ABSTRACT: In a 5-year study involving 119 postmenopausal women, zoledronic acid 4 mg given once-yearly for 2, 3 or 5 years was well tolerated with no evidence of excessive bone turnover reduction or any safety signals. BMD increased significantly. Bone turnover markers decreased from baseline and were maintained within premenopausal reference ranges.
After completion of the core study, two consecutive, 2-year, open-label extensions investigated the efficacy and safety of zoledronic acid 4 mg over 5 years in postmenopausal osteoporosis.
In the core study, patients received 1 to 4 mg zoledronic acid or placebo. In the first extension, most patients received 4 mg per year and then patients entered the second extension and received 4 mg per year or calcium only. Patients were divided into three subgroups according to years of active treatment received (2, 3 or 5 years). Changes in BMD and bone turnover markers (bone ALP and CTX-I) were assessed.

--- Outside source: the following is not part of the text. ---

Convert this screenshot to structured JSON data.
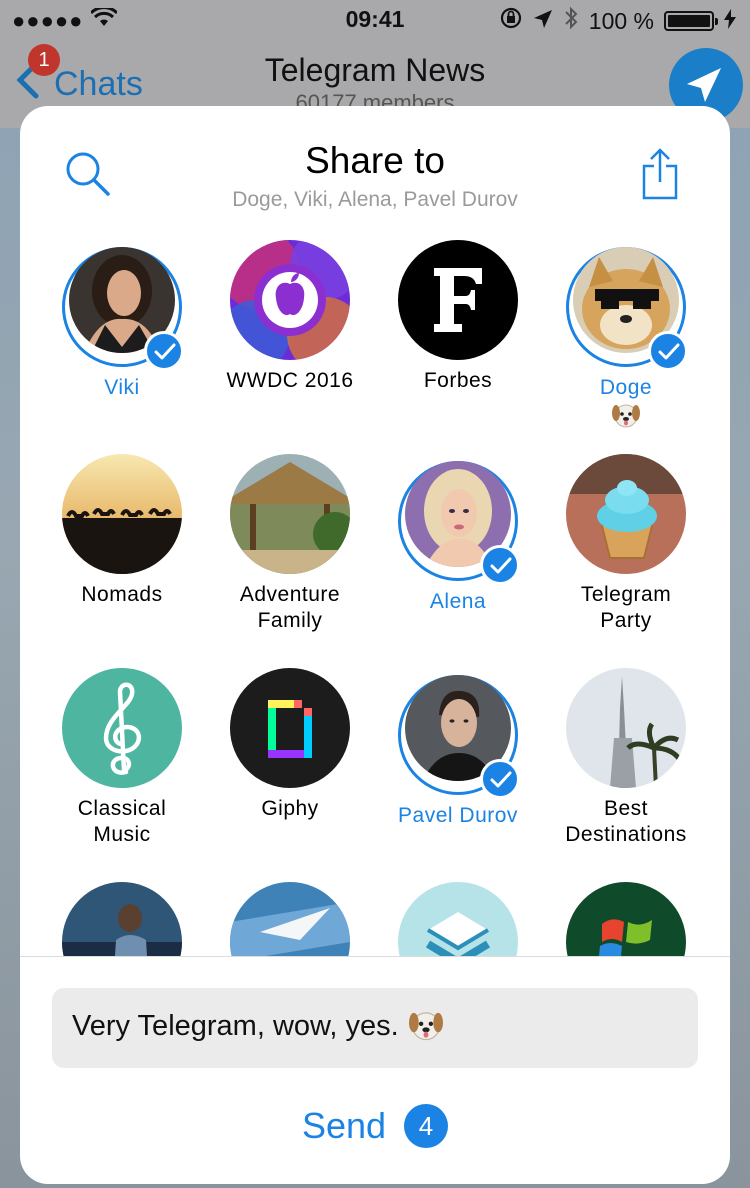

All subgroups showed substantial increases in BMD and decreases in bone markers. By the end of the core study, 37.5% of patients revealed a suboptimal reduction (< 30%) of bone ALP levels. After subsequent study drug administration during the extensions, there was no evidence of progressive reduction of bone turnover markers. Furthermore, increased marker levels after treatment discontinuation demonstrates preservation of bone remodelling capacity.
This study showed that zoledronic acid 4 mg once-yearly was well tolerated and effective in reducing biomarkers over 5 years. Detailed analysis of bone marker changes, however, suggests that this drug regimen causes insufficient reduction of remodelling activity in one third of patients.
Osteoporosis International 10/2007; 18(9):1211-8. · 4.58 Impact Factor